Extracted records
______

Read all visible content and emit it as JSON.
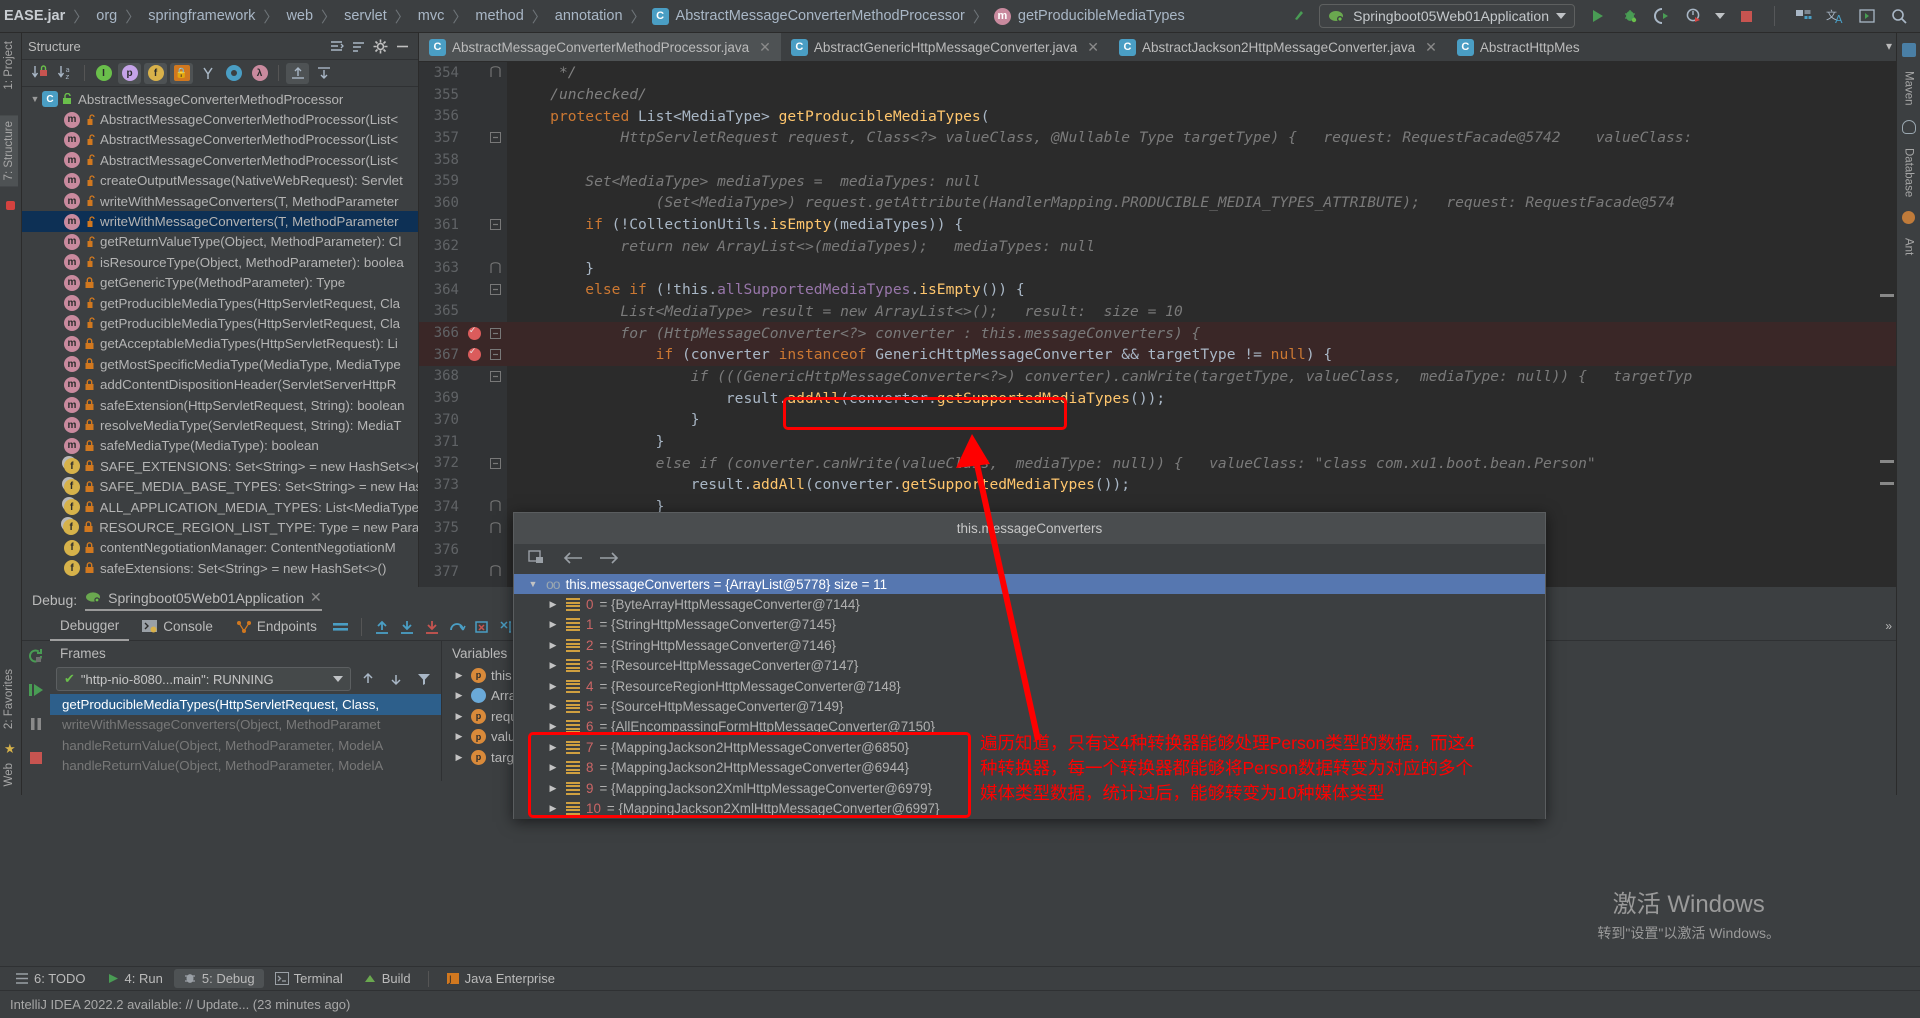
{
  "topbar": {
    "breadcrumb": [
      {
        "text": "EASE.jar",
        "bold": true
      },
      {
        "text": "org"
      },
      {
        "text": "springframework"
      },
      {
        "text": "web"
      },
      {
        "text": "servlet"
      },
      {
        "text": "mvc"
      },
      {
        "text": "method"
      },
      {
        "text": "annotation"
      },
      {
        "text": "AbstractMessageConverterMethodProcessor",
        "icon": "class"
      },
      {
        "text": "getProducibleMediaTypes",
        "icon": "method"
      }
    ],
    "run_config": "Springboot05Web01Application",
    "buttons": [
      "run",
      "debug",
      "run-with-coverage",
      "profiler",
      "stop",
      "services",
      "translate",
      "console",
      "search"
    ]
  },
  "left_rail": {
    "tabs": [
      "1: Project",
      "7: Structure"
    ]
  },
  "right_rail": {
    "tabs": [
      "Maven",
      "Database",
      "Ant"
    ]
  },
  "structure": {
    "title": "Structure",
    "toolbar_icons": [
      "sort-by-visibility",
      "sort-alphabetically",
      "inherited",
      "properties",
      "fields",
      "non-public",
      "anonymous",
      "interfaces",
      "lambdas",
      "expand-all",
      "collapse-all"
    ],
    "tree": [
      {
        "indent": 0,
        "icon": "class",
        "lock": "public",
        "label": "AbstractMessageConverterMethodProcessor",
        "arrow": true,
        "selected": false
      },
      {
        "indent": 1,
        "icon": "method",
        "lock": "protected",
        "label": "AbstractMessageConverterMethodProcessor(List<",
        "selected": false
      },
      {
        "indent": 1,
        "icon": "method",
        "lock": "protected",
        "label": "AbstractMessageConverterMethodProcessor(List<",
        "selected": false
      },
      {
        "indent": 1,
        "icon": "method",
        "lock": "protected",
        "label": "AbstractMessageConverterMethodProcessor(List<",
        "selected": false
      },
      {
        "indent": 1,
        "icon": "method",
        "lock": "protected",
        "label": "createOutputMessage(NativeWebRequest): Servlet",
        "selected": false
      },
      {
        "indent": 1,
        "icon": "method",
        "lock": "protected",
        "label": "writeWithMessageConverters(T, MethodParameter",
        "selected": false
      },
      {
        "indent": 1,
        "icon": "method",
        "lock": "protected",
        "label": "writeWithMessageConverters(T, MethodParameter",
        "selected": true
      },
      {
        "indent": 1,
        "icon": "method",
        "lock": "protected",
        "label": "getReturnValueType(Object, MethodParameter): Cl",
        "selected": false
      },
      {
        "indent": 1,
        "icon": "method",
        "lock": "protected",
        "label": "isResourceType(Object, MethodParameter): boolea",
        "selected": false
      },
      {
        "indent": 1,
        "icon": "method",
        "lock": "private",
        "label": "getGenericType(MethodParameter): Type",
        "selected": false
      },
      {
        "indent": 1,
        "icon": "method",
        "lock": "protected",
        "label": "getProducibleMediaTypes(HttpServletRequest, Cla",
        "selected": false
      },
      {
        "indent": 1,
        "icon": "method",
        "lock": "protected",
        "label": "getProducibleMediaTypes(HttpServletRequest, Cla",
        "selected": false
      },
      {
        "indent": 1,
        "icon": "method",
        "lock": "private",
        "label": "getAcceptableMediaTypes(HttpServletRequest): Li",
        "selected": false
      },
      {
        "indent": 1,
        "icon": "method",
        "lock": "private",
        "label": "getMostSpecificMediaType(MediaType, MediaType",
        "selected": false
      },
      {
        "indent": 1,
        "icon": "method",
        "lock": "private",
        "label": "addContentDispositionHeader(ServletServerHttpR",
        "selected": false
      },
      {
        "indent": 1,
        "icon": "method",
        "lock": "private",
        "label": "safeExtension(HttpServletRequest, String): boolean",
        "selected": false
      },
      {
        "indent": 1,
        "icon": "method",
        "lock": "private",
        "label": "resolveMediaType(ServletRequest, String): MediaT",
        "selected": false
      },
      {
        "indent": 1,
        "icon": "method",
        "lock": "private",
        "label": "safeMediaType(MediaType): boolean",
        "selected": false
      },
      {
        "indent": 1,
        "icon": "field-static",
        "lock": "private",
        "label": "SAFE_EXTENSIONS: Set<String> = new HashSet<>(",
        "selected": false
      },
      {
        "indent": 1,
        "icon": "field-static",
        "lock": "private",
        "label": "SAFE_MEDIA_BASE_TYPES: Set<String> = new Hash",
        "selected": false
      },
      {
        "indent": 1,
        "icon": "field-static",
        "lock": "private",
        "label": "ALL_APPLICATION_MEDIA_TYPES: List<MediaType>",
        "selected": false
      },
      {
        "indent": 1,
        "icon": "field-static",
        "lock": "private",
        "label": "RESOURCE_REGION_LIST_TYPE: Type = new Parame",
        "selected": false
      },
      {
        "indent": 1,
        "icon": "field",
        "lock": "private",
        "label": "contentNegotiationManager: ContentNegotiationM",
        "selected": false
      },
      {
        "indent": 1,
        "icon": "field",
        "lock": "private",
        "label": "safeExtensions: Set<String> = new HashSet<>()",
        "selected": false
      }
    ]
  },
  "editor": {
    "tabs": [
      {
        "label": "AbstractMessageConverterMethodProcessor.java",
        "active": true,
        "closable": true
      },
      {
        "label": "AbstractGenericHttpMessageConverter.java",
        "active": false,
        "closable": true
      },
      {
        "label": "AbstractJackson2HttpMessageConverter.java",
        "active": false,
        "closable": true
      },
      {
        "label": "AbstractHttpMes",
        "active": false,
        "closable": false
      }
    ],
    "lines": [
      {
        "num": "354",
        "fold": "end",
        "text": "     */"
      },
      {
        "num": "355",
        "fold": "",
        "text": "    /unchecked/"
      },
      {
        "num": "356",
        "fold": "",
        "text": "    protected List<MediaType> getProducibleMediaTypes("
      },
      {
        "num": "357",
        "fold": "start",
        "text": "            HttpServletRequest request, Class<?> valueClass, @Nullable Type targetType) {   request: RequestFacade@5742    valueClass:"
      },
      {
        "num": "358",
        "fold": "",
        "text": ""
      },
      {
        "num": "359",
        "fold": "",
        "text": "        Set<MediaType> mediaTypes =  mediaTypes: null"
      },
      {
        "num": "360",
        "fold": "",
        "text": "                (Set<MediaType>) request.getAttribute(HandlerMapping.PRODUCIBLE_MEDIA_TYPES_ATTRIBUTE);   request: RequestFacade@574"
      },
      {
        "num": "361",
        "fold": "start",
        "text": "        if (!CollectionUtils.isEmpty(mediaTypes)) {"
      },
      {
        "num": "362",
        "fold": "",
        "text": "            return new ArrayList<>(mediaTypes);   mediaTypes: null"
      },
      {
        "num": "363",
        "fold": "end",
        "text": "        }"
      },
      {
        "num": "364",
        "fold": "start",
        "text": "        else if (!this.allSupportedMediaTypes.isEmpty()) {"
      },
      {
        "num": "365",
        "fold": "",
        "text": "            List<MediaType> result = new ArrayList<>();   result:  size = 10"
      },
      {
        "num": "366",
        "fold": "start",
        "text": "            for (HttpMessageConverter<?> converter : this.messageConverters) {",
        "breakpoint": true,
        "highlight": true
      },
      {
        "num": "367",
        "fold": "start",
        "text": "                if (converter instanceof GenericHttpMessageConverter && targetType != null) {",
        "breakpoint": true,
        "highlight": true
      },
      {
        "num": "368",
        "fold": "start",
        "text": "                    if (((GenericHttpMessageConverter<?>) converter).canWrite(targetType, valueClass,  mediaType: null)) {   targetTyp"
      },
      {
        "num": "369",
        "fold": "",
        "text": "                        result.addAll(converter.getSupportedMediaTypes());"
      },
      {
        "num": "370",
        "fold": "",
        "text": "                    }"
      },
      {
        "num": "371",
        "fold": "",
        "text": "                }"
      },
      {
        "num": "372",
        "fold": "start",
        "text": "                else if (converter.canWrite(valueClass,  mediaType: null)) {   valueClass: \"class com.xu1.boot.bean.Person\""
      },
      {
        "num": "373",
        "fold": "",
        "text": "                    result.addAll(converter.getSupportedMediaTypes());"
      },
      {
        "num": "374",
        "fold": "end",
        "text": "                }"
      },
      {
        "num": "375",
        "fold": "end",
        "text": ""
      },
      {
        "num": "376",
        "fold": "",
        "text": ""
      },
      {
        "num": "377",
        "fold": "end",
        "text": ""
      }
    ]
  },
  "annotation": {
    "note_text": "遍历知道，只有这4种转换器能够处理Person类型的数据，而这4\n种转换器，每一个转换器都能够将Person数据转变为对应的多个\n媒体类型数据，统计过后，能够转变为10种媒体类型",
    "color": "#ff0000"
  },
  "debug": {
    "label": "Debug:",
    "session": "Springboot05Web01Application",
    "tabs": [
      {
        "label": "Debugger",
        "active": true
      },
      {
        "label": "Console",
        "active": false
      },
      {
        "label": "Endpoints",
        "active": false
      }
    ],
    "toolbar_icons": [
      "rerun",
      "resume",
      "step-over",
      "step-into",
      "force-step-into",
      "step-out",
      "drop-frame",
      "run-to-cursor",
      "evaluate"
    ],
    "frames_header": "Frames",
    "variables_header": "Variables",
    "thread_selector": "\"http-nio-8080...main\": RUNNING",
    "frames": [
      {
        "label": "getProducibleMediaTypes(HttpServletRequest, Class,",
        "selected": true
      },
      {
        "label": "writeWithMessageConverters(Object, MethodParamet",
        "selected": false
      },
      {
        "label": "handleReturnValue(Object, MethodParameter, ModelA",
        "selected": false
      },
      {
        "label": "handleReturnValue(Object, MethodParameter, ModelA",
        "selected": false
      }
    ],
    "variables": [
      {
        "icon": "p",
        "label": "this = {Re"
      },
      {
        "icon": "blue",
        "label": "ArrayList"
      },
      {
        "icon": "p",
        "label": "request = "
      },
      {
        "icon": "p",
        "label": "valueClas"
      },
      {
        "icon": "p",
        "label": "targetTyp"
      }
    ]
  },
  "popup": {
    "title": "this.messageConverters",
    "toolbar_icons": [
      "copy-to-clipboard",
      "back-arrow",
      "forward-arrow"
    ],
    "rows": [
      {
        "depth": 0,
        "arrow": "down",
        "icon": "oo",
        "label": "this.messageConverters = {ArrayList@5778}  size = 11",
        "selected": true
      },
      {
        "depth": 1,
        "arrow": "right",
        "icon": "list",
        "index": "0",
        "label": "= {ByteArrayHttpMessageConverter@7144}"
      },
      {
        "depth": 1,
        "arrow": "right",
        "icon": "list",
        "index": "1",
        "label": "= {StringHttpMessageConverter@7145}"
      },
      {
        "depth": 1,
        "arrow": "right",
        "icon": "list",
        "index": "2",
        "label": "= {StringHttpMessageConverter@7146}"
      },
      {
        "depth": 1,
        "arrow": "right",
        "icon": "list",
        "index": "3",
        "label": "= {ResourceHttpMessageConverter@7147}"
      },
      {
        "depth": 1,
        "arrow": "right",
        "icon": "list",
        "index": "4",
        "label": "= {ResourceRegionHttpMessageConverter@7148}"
      },
      {
        "depth": 1,
        "arrow": "right",
        "icon": "list",
        "index": "5",
        "label": "= {SourceHttpMessageConverter@7149}"
      },
      {
        "depth": 1,
        "arrow": "right",
        "icon": "list",
        "index": "6",
        "label": "= {AllEncompassingFormHttpMessageConverter@7150}"
      },
      {
        "depth": 1,
        "arrow": "right",
        "icon": "list",
        "index": "7",
        "label": "= {MappingJackson2HttpMessageConverter@6850}"
      },
      {
        "depth": 1,
        "arrow": "right",
        "icon": "list",
        "index": "8",
        "label": "= {MappingJackson2HttpMessageConverter@6944}"
      },
      {
        "depth": 1,
        "arrow": "right",
        "icon": "list",
        "index": "9",
        "label": "= {MappingJackson2XmlHttpMessageConverter@6979}"
      },
      {
        "depth": 1,
        "arrow": "right",
        "icon": "list",
        "index": "10",
        "label": "= {MappingJackson2XmlHttpMessageConverter@6997}"
      }
    ]
  },
  "watermark": {
    "line1": "激活 Windows",
    "line2": "转到\"设置\"以激活 Windows。"
  },
  "bottombar": {
    "items": [
      {
        "label": "6: TODO",
        "icon": "todo-icon",
        "active": false
      },
      {
        "label": "4: Run",
        "icon": "run-icon",
        "active": false
      },
      {
        "label": "5: Debug",
        "icon": "debug-icon",
        "active": true
      },
      {
        "label": "Terminal",
        "icon": "terminal-icon",
        "active": false
      },
      {
        "label": "Build",
        "icon": "build-icon",
        "active": false
      },
      {
        "label": "Java Enterprise",
        "icon": "java-icon",
        "active": false
      }
    ]
  },
  "statusbar": {
    "text": "IntelliJ IDEA 2022.2 available: // Update... (23 minutes ago)"
  }
}
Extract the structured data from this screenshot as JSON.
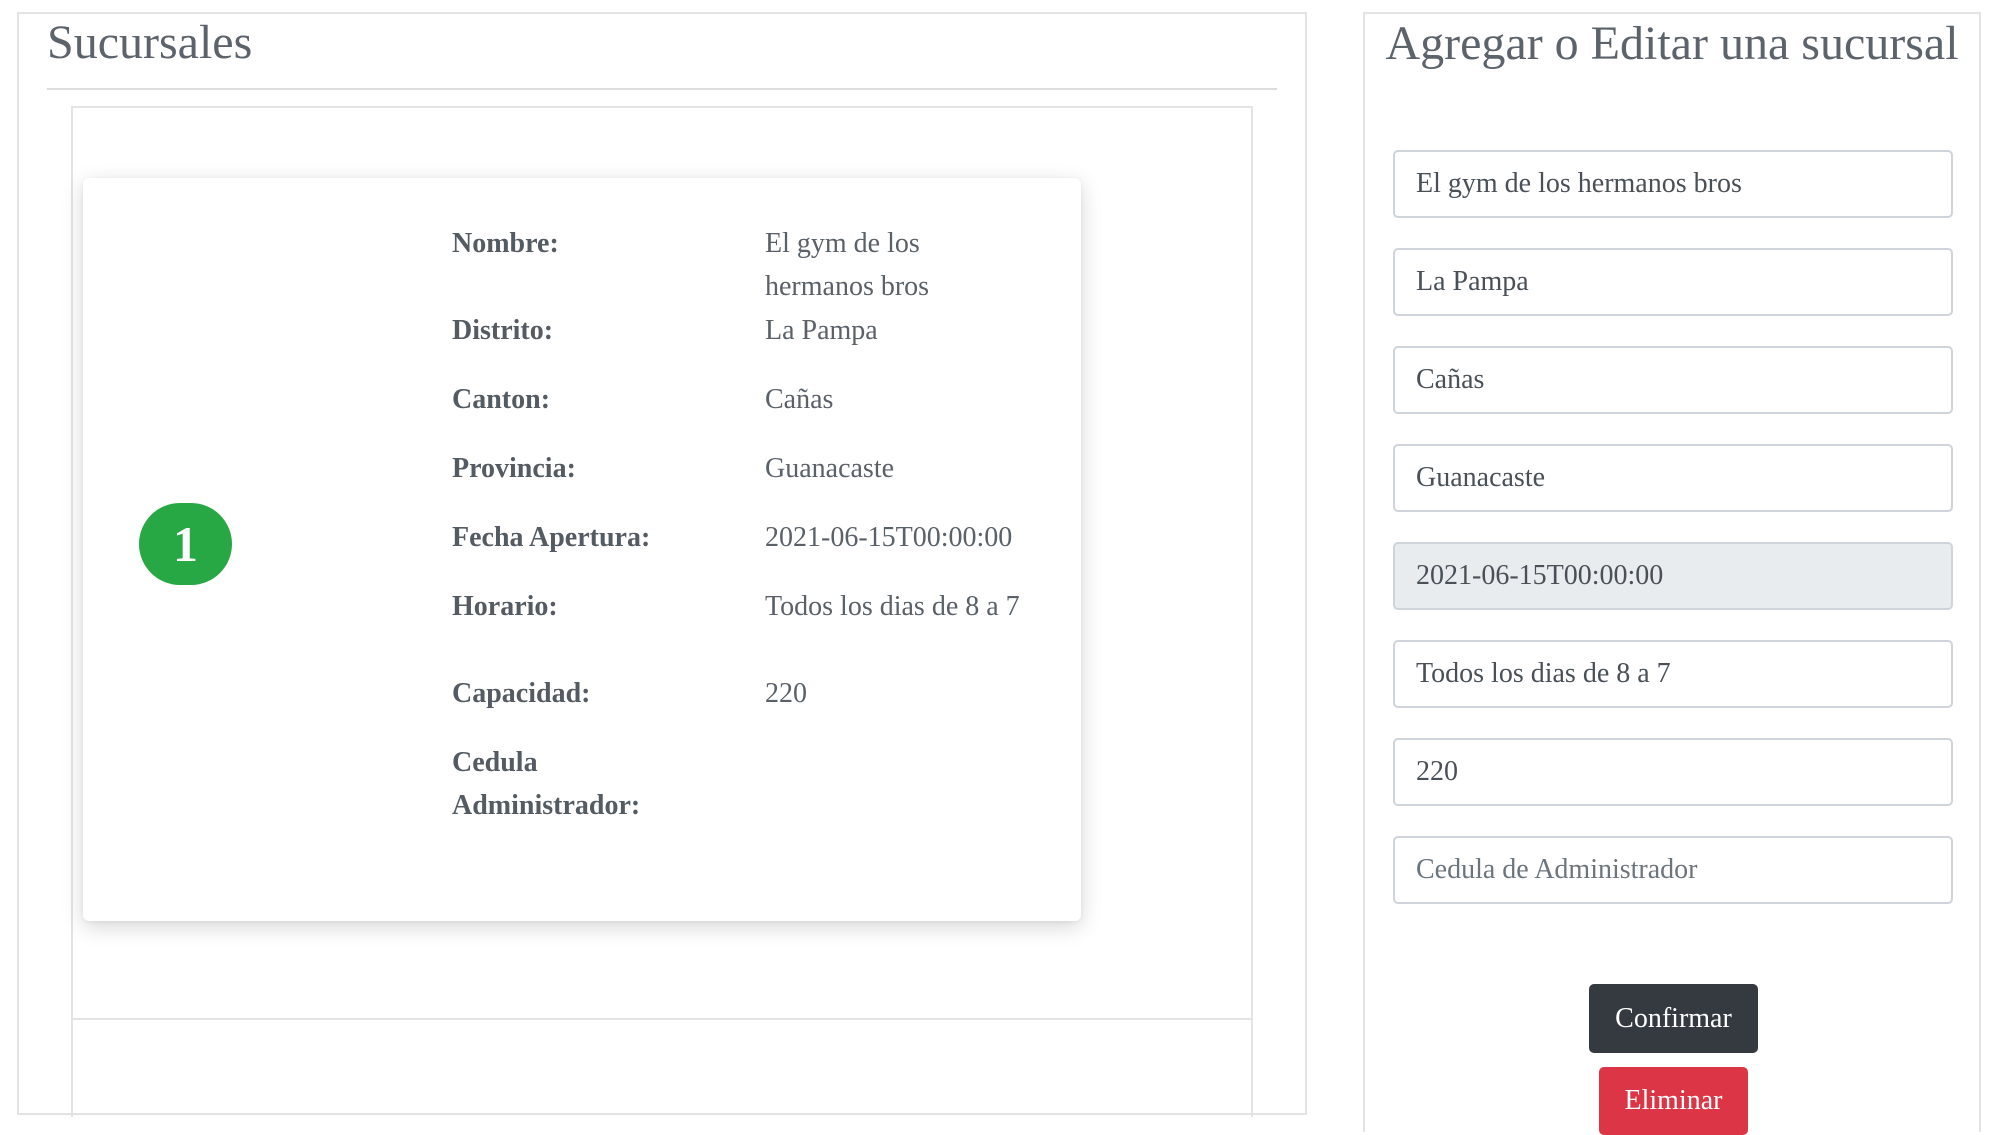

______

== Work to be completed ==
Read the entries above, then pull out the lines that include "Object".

== Solution ==
        "label": "getReturnValueType(Object, MethodParameter): Cl",
        "label": "isResourceType(Object, MethodParameter): boolea",
        "label": "writeWithMessageConverters(Object, MethodParamet",
        "label": "handleReturnValue(Object, MethodParameter, ModelA",
        "label": "handleReturnValue(Object, MethodParameter, ModelA",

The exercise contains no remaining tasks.